I was feeling pretty discouraged this morning. After successfully fighting Colorado potato beetles, I am now waging a fairly unsuccessful war against squash bugs and blister beetles. So far the latter are staying on and in the marigolds and are chewing them to bits, but I wonder if they will move to the tomatoes before I can get my hands on some neem. Forget hand picking them--there are too many and they burrow deeply into the marigold heads. I wonder if I will ever have a successful garden, or if the weeds and pests will just continue to beat me down every year.
The pullets still aren't laying, but they are getting big and ought to start soon. That would be nice, as we are averaging only one or two eggs a day from the 3 older hens.
The cow, of course, is still dry. Store bought milk tastes flat and flavorless. And that's the whole milk! I can't even imagine 2%.
At least the pigs are going to the butcher tomorrow. We loaded them up this morning, and as usual, it was a big pain in the neck...we have not perfected our technique of hog-loading, and to make matters worse, it rained cats and dogs yesterday afternoon, and so the usual, dusty moonscape of a hog pen became a big mud puddle riddled with foot-deep pools. I came out to let the chickens out to forage, and I knew I was in for it when Bret called, "Nadja, put on your boots!"

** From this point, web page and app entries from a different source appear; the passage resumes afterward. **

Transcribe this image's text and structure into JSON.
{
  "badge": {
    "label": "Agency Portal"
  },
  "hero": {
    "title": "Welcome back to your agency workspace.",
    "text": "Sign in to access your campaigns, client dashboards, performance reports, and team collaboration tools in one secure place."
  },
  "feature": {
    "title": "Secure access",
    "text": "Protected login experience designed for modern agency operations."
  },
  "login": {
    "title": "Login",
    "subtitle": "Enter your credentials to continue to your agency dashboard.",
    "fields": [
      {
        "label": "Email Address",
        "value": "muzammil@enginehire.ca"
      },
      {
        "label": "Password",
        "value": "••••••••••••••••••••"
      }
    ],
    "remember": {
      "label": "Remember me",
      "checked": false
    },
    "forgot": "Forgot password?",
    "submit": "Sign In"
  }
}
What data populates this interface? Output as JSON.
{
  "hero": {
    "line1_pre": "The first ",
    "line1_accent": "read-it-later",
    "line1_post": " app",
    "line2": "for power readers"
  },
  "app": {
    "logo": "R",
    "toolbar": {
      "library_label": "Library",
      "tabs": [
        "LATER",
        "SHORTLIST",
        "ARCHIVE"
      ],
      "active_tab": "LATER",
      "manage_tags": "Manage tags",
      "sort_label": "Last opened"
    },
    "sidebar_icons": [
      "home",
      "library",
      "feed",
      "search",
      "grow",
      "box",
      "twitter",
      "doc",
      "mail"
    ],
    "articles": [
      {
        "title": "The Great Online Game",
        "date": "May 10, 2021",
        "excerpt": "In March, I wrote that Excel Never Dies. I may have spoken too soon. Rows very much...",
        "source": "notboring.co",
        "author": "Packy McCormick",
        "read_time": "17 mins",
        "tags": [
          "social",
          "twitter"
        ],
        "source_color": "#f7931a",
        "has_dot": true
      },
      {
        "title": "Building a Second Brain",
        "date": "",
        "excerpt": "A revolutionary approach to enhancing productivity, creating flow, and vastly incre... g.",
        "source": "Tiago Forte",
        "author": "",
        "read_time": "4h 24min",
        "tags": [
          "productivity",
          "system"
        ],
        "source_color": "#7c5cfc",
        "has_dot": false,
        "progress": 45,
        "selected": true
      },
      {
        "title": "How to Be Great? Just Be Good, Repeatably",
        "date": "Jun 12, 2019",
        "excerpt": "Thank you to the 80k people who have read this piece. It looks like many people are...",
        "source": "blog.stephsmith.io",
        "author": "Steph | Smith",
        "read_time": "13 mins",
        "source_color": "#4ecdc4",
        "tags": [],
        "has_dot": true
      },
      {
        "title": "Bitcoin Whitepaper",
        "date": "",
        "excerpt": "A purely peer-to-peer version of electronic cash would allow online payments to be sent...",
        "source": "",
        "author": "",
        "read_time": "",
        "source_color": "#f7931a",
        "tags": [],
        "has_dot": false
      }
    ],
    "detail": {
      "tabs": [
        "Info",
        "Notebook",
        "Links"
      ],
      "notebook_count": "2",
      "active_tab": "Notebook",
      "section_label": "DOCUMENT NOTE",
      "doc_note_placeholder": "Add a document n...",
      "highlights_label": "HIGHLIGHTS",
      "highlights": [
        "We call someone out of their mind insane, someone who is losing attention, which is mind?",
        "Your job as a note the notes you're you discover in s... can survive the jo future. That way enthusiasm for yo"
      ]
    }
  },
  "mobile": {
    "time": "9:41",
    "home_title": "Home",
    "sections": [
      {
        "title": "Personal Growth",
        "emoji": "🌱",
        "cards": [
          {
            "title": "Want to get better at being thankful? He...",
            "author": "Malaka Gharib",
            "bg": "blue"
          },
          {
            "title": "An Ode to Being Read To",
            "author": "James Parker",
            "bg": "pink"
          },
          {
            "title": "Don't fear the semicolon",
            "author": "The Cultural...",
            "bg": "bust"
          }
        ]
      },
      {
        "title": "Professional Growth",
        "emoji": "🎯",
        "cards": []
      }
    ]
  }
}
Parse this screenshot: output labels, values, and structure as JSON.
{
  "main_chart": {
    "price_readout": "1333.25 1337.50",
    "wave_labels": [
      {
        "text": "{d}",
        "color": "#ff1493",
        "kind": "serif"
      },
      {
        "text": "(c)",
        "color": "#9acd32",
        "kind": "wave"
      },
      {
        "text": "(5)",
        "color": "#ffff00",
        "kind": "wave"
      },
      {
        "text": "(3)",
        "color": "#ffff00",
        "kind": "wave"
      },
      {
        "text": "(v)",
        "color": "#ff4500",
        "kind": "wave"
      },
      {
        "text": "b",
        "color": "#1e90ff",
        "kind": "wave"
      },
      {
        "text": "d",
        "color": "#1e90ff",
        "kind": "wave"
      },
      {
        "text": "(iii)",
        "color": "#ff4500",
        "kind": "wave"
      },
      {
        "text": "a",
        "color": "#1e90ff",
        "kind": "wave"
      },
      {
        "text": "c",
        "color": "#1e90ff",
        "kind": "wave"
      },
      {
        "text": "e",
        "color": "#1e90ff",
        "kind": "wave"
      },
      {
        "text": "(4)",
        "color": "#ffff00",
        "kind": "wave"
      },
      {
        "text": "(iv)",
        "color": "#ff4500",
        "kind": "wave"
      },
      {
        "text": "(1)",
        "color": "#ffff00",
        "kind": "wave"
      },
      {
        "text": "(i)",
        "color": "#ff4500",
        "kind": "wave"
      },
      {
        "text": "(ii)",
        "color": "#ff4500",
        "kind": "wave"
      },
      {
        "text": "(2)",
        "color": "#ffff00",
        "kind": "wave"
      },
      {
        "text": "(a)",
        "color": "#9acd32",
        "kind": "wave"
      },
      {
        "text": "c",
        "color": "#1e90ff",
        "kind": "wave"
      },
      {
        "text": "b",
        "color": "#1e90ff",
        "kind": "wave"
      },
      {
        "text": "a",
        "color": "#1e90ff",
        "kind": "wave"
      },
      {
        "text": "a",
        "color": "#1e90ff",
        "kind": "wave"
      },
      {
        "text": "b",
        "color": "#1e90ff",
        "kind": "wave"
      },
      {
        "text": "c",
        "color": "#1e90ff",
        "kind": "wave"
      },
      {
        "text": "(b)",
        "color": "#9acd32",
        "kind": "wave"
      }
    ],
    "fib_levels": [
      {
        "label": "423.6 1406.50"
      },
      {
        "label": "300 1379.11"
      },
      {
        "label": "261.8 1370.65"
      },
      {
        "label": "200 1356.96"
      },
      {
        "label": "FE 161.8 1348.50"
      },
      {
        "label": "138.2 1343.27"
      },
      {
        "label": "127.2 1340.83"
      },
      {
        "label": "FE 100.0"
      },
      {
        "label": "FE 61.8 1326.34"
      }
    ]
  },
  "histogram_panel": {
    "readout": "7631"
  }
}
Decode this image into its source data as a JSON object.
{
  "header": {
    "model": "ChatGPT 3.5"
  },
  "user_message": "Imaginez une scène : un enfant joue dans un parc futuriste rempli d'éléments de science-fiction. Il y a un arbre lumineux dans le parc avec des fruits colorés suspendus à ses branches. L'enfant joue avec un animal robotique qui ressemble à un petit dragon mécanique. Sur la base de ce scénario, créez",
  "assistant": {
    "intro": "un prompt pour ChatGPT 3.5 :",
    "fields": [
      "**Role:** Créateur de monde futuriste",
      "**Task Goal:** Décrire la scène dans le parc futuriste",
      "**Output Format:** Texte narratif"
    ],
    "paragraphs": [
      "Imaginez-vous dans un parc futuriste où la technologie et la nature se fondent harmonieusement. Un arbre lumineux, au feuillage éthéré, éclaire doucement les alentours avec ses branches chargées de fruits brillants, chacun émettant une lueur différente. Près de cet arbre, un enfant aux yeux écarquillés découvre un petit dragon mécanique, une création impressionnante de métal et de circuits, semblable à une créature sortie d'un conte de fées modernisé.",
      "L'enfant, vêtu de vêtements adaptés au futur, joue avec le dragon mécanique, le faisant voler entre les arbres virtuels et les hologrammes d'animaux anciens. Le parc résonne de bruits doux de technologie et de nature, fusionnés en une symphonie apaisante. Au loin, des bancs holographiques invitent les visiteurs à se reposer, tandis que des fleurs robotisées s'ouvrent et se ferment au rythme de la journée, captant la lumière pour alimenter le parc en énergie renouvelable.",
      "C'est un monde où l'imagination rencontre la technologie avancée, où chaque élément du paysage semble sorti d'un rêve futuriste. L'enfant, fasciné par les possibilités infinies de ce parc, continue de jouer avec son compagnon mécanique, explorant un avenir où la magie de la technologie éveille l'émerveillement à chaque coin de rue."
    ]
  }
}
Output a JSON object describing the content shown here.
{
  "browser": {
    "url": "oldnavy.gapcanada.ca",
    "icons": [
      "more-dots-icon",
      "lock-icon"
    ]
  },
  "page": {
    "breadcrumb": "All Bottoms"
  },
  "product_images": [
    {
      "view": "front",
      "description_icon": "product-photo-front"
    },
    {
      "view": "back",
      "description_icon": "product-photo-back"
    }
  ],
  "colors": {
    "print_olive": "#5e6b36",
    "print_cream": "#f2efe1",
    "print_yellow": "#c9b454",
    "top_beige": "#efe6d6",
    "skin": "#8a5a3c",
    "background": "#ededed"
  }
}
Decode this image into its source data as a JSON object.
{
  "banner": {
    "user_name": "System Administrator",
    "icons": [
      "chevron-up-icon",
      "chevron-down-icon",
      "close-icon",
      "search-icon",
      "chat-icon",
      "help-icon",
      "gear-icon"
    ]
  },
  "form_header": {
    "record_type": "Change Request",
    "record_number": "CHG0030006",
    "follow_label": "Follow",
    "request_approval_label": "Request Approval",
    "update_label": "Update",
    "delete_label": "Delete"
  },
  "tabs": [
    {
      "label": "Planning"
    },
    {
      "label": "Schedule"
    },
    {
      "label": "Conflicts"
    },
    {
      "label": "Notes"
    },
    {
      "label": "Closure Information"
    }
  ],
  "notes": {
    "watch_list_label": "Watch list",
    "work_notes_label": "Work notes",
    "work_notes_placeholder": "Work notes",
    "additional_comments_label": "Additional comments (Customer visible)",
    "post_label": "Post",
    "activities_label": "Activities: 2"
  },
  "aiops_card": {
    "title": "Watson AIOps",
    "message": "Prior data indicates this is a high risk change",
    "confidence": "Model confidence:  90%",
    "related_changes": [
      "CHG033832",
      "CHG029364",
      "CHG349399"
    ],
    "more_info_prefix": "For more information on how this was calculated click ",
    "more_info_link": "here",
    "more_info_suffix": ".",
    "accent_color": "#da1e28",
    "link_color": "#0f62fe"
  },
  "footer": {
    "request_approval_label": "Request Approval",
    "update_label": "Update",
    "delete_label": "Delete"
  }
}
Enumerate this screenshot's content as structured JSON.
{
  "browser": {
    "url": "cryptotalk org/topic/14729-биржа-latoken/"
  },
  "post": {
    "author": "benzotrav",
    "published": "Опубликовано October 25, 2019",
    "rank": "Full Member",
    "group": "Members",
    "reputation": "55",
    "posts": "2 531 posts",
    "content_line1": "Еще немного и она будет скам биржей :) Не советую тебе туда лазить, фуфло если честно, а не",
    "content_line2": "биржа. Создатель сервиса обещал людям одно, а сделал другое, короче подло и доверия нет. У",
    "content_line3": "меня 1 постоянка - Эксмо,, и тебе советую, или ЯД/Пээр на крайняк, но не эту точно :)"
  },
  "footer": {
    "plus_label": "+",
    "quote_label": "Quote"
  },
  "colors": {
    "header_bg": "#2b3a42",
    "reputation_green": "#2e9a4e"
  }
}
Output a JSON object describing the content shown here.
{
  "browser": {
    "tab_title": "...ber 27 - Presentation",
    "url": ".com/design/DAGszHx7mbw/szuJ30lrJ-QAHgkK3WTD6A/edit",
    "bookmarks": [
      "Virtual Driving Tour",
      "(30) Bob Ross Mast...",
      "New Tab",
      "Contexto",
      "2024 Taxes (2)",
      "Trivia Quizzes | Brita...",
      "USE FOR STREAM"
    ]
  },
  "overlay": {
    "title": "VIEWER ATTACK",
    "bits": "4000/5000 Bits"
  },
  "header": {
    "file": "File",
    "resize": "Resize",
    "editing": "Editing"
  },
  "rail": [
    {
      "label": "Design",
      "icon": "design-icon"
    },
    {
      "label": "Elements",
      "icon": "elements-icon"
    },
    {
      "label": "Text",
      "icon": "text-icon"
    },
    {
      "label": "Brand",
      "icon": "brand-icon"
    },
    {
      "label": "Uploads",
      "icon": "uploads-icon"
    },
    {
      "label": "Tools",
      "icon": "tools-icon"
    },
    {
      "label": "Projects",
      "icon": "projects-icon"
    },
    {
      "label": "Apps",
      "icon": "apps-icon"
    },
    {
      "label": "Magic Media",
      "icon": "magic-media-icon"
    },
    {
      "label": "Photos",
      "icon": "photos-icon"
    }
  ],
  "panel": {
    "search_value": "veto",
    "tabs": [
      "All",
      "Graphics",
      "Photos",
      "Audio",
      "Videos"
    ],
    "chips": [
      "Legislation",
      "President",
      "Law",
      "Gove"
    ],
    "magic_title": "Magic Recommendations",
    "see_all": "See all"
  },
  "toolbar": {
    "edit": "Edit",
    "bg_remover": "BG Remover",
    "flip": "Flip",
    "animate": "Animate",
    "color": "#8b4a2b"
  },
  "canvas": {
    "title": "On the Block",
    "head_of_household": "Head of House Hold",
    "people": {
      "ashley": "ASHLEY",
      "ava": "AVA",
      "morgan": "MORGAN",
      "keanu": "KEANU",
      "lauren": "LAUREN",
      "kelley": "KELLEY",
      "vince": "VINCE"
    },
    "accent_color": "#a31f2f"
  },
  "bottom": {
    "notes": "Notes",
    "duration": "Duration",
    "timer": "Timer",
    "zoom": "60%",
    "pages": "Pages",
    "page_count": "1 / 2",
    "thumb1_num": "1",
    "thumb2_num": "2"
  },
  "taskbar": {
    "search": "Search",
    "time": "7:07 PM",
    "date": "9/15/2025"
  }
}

I like pork loin and shredded pork, bacon and sausage. I like having a garbage disposal for my kids' leftovers that doesn't make me feel guilty about waste. And I like pigs--they really are smart and are rather dog-like in disposition. They run in circles with excitement when our van pulls in and they like to be scratched and wet with the hose in hot weather. but I hate loading them. I hate it because whatever we do, they always get away from us and break loose, and Bret ends up fighting mad and wanting to shoot them on the spot, and they squeal at the same decibel level as a jet engine, and frankly, I hate the struggle and I sympathize with them. I'm not sorry about sending them to the butcher, mind you, but I don't like to upset them and frighten them.
I had to throw everything I'd just put on into the washing machine, and Bret had to shower and call in late to work. Una was asleep, or else I'd have had her take some photos of the struggle, which I'm sure looked pretty ridiculous.
Not as ridiculous as the time one of our big boys, a 300 lb hog, broke loose when Bret was at work and night was approaching, and I had to rope and drag him, fighting me all the way, back to his pen. Did I mention that I am 5'3" and 105 lbs? I thought I was going to die. My children thought so, too. Every time the hog pulled me onto my face the kids would start crying, so I had to send them inside. I got him in, though!
Sir Francis Bacon, last year's whopper (we wanted bacon, so we let him go on growing until the weather was cold enough for the Mennonites to smoke the bacons, and he ended up being 500lbs.) was a bear to load. He tossed Bret up and over like a toy--a day after Bret had been to the doctor for back pain.
Anyway, they're on the trailer and I don't have to think about loading pigs for a while. I'll get Boston butts and picnic shoulders and maybe the loins, and the rest is sausage. It won't be the cheapest pork we've ever raised--these are two of the leggiest, skinniest pigs I've ever seen.
I'm feeling a little less discouraged right now. I'm hungry. And I'm thinking about sausage...